ACTIVITY -
From the material below, copy every line in which the word "JSON" occurs.

-- AVAILABLE DATA follows --

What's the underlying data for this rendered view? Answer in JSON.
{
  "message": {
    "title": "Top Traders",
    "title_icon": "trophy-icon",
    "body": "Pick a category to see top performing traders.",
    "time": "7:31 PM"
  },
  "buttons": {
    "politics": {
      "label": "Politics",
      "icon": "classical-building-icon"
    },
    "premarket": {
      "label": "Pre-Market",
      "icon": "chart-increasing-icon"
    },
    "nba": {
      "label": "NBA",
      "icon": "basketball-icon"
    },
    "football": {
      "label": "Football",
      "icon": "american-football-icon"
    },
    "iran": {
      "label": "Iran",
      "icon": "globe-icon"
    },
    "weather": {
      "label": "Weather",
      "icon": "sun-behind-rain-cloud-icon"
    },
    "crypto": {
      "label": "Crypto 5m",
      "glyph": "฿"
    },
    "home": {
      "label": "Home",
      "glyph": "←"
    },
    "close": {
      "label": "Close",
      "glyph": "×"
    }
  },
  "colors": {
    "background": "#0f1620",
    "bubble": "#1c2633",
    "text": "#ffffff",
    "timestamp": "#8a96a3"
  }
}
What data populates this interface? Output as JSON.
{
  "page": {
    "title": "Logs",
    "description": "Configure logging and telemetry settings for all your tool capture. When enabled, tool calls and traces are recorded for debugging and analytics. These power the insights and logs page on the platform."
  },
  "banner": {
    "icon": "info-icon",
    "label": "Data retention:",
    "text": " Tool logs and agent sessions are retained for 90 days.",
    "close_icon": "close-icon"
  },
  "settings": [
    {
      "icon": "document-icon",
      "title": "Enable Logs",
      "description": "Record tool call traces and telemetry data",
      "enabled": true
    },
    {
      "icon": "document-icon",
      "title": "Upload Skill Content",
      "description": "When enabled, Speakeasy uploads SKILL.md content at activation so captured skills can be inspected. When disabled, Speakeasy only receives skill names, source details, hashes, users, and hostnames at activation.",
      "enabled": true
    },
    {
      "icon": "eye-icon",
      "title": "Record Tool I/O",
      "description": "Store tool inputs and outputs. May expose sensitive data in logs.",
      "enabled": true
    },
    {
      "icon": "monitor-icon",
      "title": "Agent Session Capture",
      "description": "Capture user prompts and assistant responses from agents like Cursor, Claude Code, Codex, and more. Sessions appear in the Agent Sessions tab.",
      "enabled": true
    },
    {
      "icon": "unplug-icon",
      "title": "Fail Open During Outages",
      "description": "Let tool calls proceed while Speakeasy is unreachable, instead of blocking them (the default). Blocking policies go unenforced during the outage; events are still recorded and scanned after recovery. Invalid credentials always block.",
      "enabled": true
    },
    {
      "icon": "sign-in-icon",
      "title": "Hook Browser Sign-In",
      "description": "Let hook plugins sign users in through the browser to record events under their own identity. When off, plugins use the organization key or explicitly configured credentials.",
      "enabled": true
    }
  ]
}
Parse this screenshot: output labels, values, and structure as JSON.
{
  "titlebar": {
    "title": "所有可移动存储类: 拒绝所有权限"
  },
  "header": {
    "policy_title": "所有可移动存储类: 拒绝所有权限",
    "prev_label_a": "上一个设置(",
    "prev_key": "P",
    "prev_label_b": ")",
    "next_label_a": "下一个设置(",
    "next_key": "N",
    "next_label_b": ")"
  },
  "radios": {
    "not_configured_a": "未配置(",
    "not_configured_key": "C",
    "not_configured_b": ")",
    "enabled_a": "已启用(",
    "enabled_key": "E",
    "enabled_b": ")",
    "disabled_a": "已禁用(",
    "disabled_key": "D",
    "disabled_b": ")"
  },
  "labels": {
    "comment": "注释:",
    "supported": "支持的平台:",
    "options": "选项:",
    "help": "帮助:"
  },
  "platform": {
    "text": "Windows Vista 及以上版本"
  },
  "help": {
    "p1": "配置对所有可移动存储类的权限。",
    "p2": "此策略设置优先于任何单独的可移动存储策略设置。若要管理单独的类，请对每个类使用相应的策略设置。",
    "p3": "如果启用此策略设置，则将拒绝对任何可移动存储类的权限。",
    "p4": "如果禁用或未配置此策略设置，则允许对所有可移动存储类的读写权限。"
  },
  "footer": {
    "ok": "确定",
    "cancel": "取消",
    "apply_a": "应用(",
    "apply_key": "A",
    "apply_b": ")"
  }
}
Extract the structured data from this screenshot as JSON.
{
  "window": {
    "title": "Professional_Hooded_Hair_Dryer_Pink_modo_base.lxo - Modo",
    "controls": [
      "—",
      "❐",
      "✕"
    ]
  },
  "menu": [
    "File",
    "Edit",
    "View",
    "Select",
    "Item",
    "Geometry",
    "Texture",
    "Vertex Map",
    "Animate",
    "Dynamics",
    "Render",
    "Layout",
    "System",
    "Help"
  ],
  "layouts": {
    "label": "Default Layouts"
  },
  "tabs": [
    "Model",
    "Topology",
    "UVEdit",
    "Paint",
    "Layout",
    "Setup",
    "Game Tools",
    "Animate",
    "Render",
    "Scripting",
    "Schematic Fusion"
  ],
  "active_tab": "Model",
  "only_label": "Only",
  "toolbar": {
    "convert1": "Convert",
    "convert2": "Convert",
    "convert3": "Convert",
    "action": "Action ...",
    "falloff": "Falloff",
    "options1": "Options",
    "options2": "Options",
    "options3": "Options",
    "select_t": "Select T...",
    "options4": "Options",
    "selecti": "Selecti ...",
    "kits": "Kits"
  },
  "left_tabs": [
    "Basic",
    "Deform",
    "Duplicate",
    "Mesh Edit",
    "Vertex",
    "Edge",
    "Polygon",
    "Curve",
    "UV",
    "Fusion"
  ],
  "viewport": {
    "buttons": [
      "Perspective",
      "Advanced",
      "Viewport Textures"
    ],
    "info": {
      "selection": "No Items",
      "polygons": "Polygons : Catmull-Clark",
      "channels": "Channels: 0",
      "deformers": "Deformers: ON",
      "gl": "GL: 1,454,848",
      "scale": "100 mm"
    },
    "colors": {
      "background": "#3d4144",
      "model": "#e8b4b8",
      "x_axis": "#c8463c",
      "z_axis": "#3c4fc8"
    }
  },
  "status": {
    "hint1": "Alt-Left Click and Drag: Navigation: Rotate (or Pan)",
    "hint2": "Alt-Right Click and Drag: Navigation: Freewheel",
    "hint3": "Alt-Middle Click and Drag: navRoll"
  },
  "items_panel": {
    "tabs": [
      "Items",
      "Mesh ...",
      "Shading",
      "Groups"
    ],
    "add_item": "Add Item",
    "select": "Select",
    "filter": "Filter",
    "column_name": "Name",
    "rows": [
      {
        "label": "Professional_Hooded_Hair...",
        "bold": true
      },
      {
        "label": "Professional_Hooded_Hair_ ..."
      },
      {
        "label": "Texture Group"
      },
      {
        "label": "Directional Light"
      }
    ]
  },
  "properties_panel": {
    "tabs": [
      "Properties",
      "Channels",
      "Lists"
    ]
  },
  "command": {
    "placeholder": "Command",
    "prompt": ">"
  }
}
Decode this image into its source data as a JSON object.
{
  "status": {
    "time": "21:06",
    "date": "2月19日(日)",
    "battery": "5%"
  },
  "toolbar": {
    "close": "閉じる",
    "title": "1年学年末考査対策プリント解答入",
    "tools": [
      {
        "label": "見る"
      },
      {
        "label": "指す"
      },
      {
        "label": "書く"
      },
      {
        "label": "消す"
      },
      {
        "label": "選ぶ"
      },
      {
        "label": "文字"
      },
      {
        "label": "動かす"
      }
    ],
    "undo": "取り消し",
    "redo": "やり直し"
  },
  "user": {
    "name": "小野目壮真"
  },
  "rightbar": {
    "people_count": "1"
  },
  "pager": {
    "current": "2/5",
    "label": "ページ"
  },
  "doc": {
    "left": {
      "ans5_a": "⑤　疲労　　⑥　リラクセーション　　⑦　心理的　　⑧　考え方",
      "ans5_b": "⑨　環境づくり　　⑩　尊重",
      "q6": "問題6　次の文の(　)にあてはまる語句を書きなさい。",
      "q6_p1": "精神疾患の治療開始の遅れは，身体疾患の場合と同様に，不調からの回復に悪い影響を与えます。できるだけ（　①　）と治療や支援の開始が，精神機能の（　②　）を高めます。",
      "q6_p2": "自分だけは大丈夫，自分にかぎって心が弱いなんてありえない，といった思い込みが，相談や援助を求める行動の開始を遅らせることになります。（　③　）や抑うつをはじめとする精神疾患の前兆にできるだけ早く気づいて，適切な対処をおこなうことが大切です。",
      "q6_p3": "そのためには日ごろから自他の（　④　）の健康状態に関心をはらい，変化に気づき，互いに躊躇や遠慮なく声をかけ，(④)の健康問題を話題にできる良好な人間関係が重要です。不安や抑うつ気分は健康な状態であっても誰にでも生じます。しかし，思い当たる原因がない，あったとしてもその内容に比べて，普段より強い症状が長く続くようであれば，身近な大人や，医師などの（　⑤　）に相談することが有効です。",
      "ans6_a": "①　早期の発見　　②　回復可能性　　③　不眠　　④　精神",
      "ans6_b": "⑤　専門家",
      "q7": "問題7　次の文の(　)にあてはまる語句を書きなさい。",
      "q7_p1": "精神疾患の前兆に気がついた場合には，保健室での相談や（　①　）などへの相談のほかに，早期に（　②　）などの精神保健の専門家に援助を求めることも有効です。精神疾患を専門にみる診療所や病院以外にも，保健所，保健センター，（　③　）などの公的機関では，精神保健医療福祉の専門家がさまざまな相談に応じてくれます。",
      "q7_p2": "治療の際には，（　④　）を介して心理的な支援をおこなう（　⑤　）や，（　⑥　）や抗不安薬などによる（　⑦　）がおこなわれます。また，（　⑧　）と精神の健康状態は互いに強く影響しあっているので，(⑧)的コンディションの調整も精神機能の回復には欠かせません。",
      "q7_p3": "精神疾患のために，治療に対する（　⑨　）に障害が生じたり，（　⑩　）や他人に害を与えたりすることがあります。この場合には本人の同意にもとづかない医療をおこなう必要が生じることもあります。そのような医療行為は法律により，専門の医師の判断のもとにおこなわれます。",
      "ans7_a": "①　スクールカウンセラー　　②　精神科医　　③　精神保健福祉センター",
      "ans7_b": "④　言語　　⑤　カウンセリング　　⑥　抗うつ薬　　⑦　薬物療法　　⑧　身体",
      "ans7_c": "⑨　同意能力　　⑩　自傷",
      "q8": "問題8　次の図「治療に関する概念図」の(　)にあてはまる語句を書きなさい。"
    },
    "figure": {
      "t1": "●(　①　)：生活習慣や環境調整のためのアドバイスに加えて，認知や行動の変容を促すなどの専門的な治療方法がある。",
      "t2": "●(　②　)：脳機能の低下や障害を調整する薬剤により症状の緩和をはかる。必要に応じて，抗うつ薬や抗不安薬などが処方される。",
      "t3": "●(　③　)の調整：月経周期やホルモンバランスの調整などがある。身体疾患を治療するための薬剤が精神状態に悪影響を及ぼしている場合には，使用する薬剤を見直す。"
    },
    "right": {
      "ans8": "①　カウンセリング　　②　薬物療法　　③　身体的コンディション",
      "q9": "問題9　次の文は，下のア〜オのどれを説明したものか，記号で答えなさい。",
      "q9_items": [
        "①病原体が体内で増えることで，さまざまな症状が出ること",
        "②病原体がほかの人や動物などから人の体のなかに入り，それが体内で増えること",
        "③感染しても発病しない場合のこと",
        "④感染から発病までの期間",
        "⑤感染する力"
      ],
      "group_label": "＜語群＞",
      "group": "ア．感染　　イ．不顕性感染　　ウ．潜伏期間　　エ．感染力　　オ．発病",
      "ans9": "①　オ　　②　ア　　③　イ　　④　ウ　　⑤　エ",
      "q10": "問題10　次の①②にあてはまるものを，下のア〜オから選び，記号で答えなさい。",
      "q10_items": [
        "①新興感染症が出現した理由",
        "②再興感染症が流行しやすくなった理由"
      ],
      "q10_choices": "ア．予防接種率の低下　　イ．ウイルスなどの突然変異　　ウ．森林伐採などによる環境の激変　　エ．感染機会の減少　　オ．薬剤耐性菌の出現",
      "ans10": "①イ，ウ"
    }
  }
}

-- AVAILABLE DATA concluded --

TASK OUTPUT -
What's the underlying data for this rendered view? Answer in JSON.
What data populates this interface? Output as JSON.
Parse this screenshot: output labels, values, and structure as JSON.
Extract the structured data from this screenshot as JSON.
Decode this image into its source data as a JSON object.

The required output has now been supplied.